2. Bryant AE, Bayer CR, Huntington JD, Stevens DL. Group A streptococcal myonecrosis: increased vimentin expression after skeletal-muscle injury mediates the binding of Streptococcus pyogenes. J Infect Dis. 2006;193:1685-92.
3. Charpentier C, Kouby F, Hua C, et al. Group B streptococcal necrotizing soft-tissue infection: Role of pharyngeal and perineal carriage. J Eur Acad Dermatol Venereol. 2021;35:e227-8.
4. Hamilton SM, Bayer CR, Stevens DL, Lieber RL, Bryant AE. Muscle injury, vimentin expression, and nonsteroidal anti-inflammatory drugs predispose to cryptic group A streptococcal necrotizing infection. J Infect Dis. 2008;198:1692-8.
5. Audureau E, Hua C, de Prost N, et al. Mortality of necrotizing fasciitis: relative influence of individual and hospital-level factors, a nationwide multi-level study, France, 2007-12. Br J Dermatol. 2017;177:1575-82.
6. Nawijn F, Smeeing DPJ, Houwert RM, Leenen LPH, Hietbrink F. Time is of the essence when treating necrotizing soft tissue infections: a systematic review and meta-analysis. World J Emerg Surg. 2020;15:4.
7. Mongereau M, Hua C, Urbina T, et al. Abdominoperineal necrotizing soft tissue infection: A single-center retrospective study of 61 patients including short and medium-term source of infection check. J Eur Acad Dermatol Venereol. 2022 Nov 14. doi: 10.1111/jdv.18729.
8. Grodner C, Bernigaud C, Lapadula S, et al. Health-products e-sale should be regulated: A case of necrotizing soft tissue infection of the abdomen linked to self-injection of slimming products purchased on the internet. Int J Dermatol. 2022;61:e52-4.
9. Ingen-Housz-Oro S, Ortonne N, Chosidow O. The diagnosis is in the rings. BMJ. 2017;359:3817.
10. Amode R, Ingen-Housz-Oro S, Ortonne N, et al. Clinical and histological features of Mycoplasma pneumoniae-related erythema multiforme: A single center series of 33 cases compared to 100 cases induced by other causes. J Am Acad Dermatol. 2018;79:110-7.
11. Tian J, Zhu T, Xiao Y. A 6-year-old boy with cough, mucositis, and vesiculobullous skin lesions JAMA. 2022;328:2265-6.

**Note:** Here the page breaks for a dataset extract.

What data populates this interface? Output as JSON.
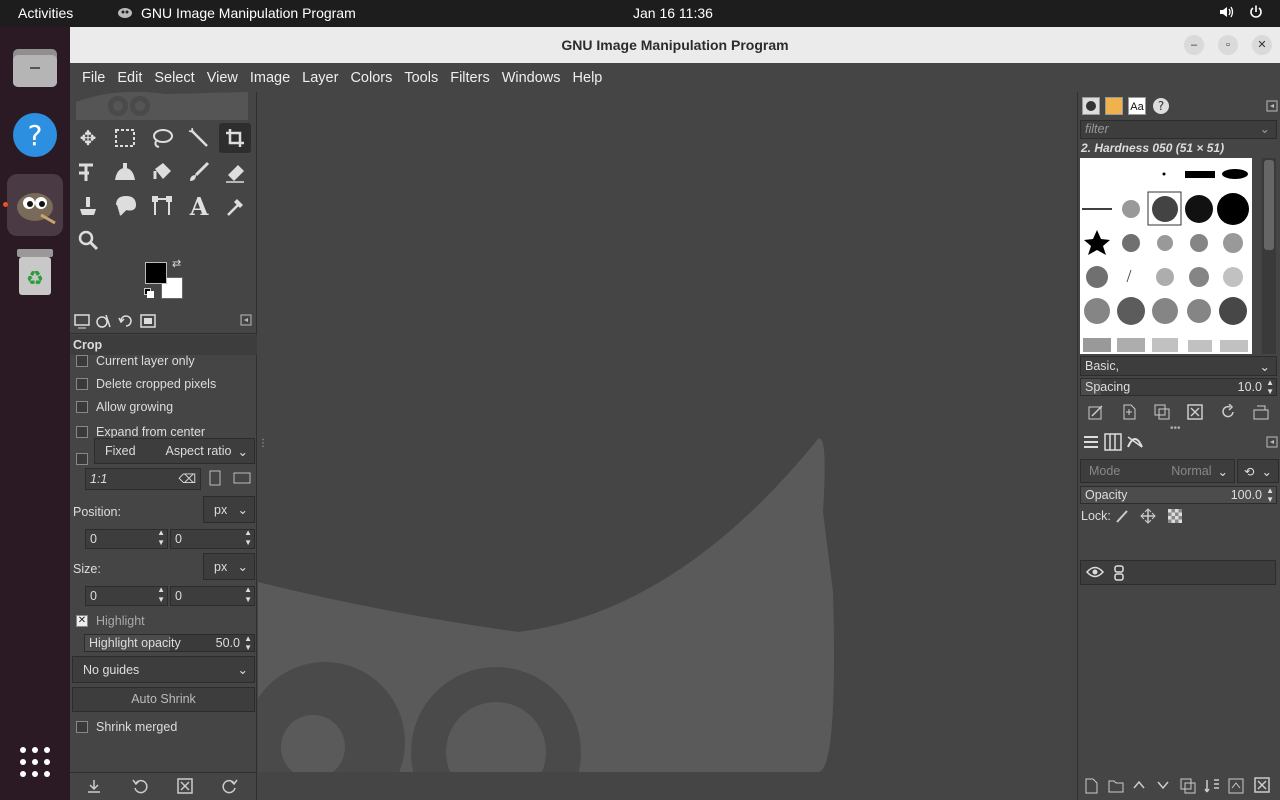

12. Kechichian E, Ingen-Housz-Oro S, Sbidian E, et al. A large epidemiological study of erythema multiforme in France, with emphasis on treatment choices. Br J Dermatol. 2018;179:1009-11.
13. Murphy MJ, Gruenstein D, Wang A, et al. Treatment of persistent erythema multiforme with janus kinase inhibition and the role of interferon gamma and interleukin 15 in the pathogenesis. JAMA Dermatol. 2021;157:1477-82.
14. de Risi-Pugliese T, Servy A, Decousser JW, et al. Skin biopsy PCR for rapid microbiological diagnosis in patients with purpura fulminans. Br J Dermatol. 2017;177:e154-5.
15. Servy A, Valeyrie-Allanore L, Alla F, et al C. Prognostic value of skin manifestations of infective endocarditis. JAMA Dermatol. 2014;150:494-500.
16. Bernardeschi C, Foulet F, Ingen-Housz-Oro S, et al. Cutaneous invasive aspergillosis: Retrospective multicenter study of the French invasive-aspergillosis registry and literature review. Medicine 2015;94:e1018.
17. Thornhill JP, Barkati S, Walmsley S, et al. Monkeypox virus infection in humans across 16 countries — April–June 2022. N Engl J Med. 2022;387:679-91.
18. Chosidow O. Clinical practice: Scabies. N Engl J Med.2006;354:1718-27.
19. Thean LJ, Jenney A, Engelman D, et al. Hospital admissions for skin and soft tissue infections in a population with endemic scabies: A prospective study in Fiji, 2018–2019. PLOS Negl Trop Dis. 2020;14:e0008887.
20. Thean LJ, Romani L, Engelman D, et al. Prevention of bacterial complications of scabies using mass drug administration: A population-based, before-after trial in Fiji, 2018–2019. Lancet Reg Health West Pac. 2022 Mar 22;22:100433. doi: 10.1016/j.lanwpc.2022.100433.

Corresponding author 

Olivier Chosidow
E-mail: olivier.chosidow@aphp.fr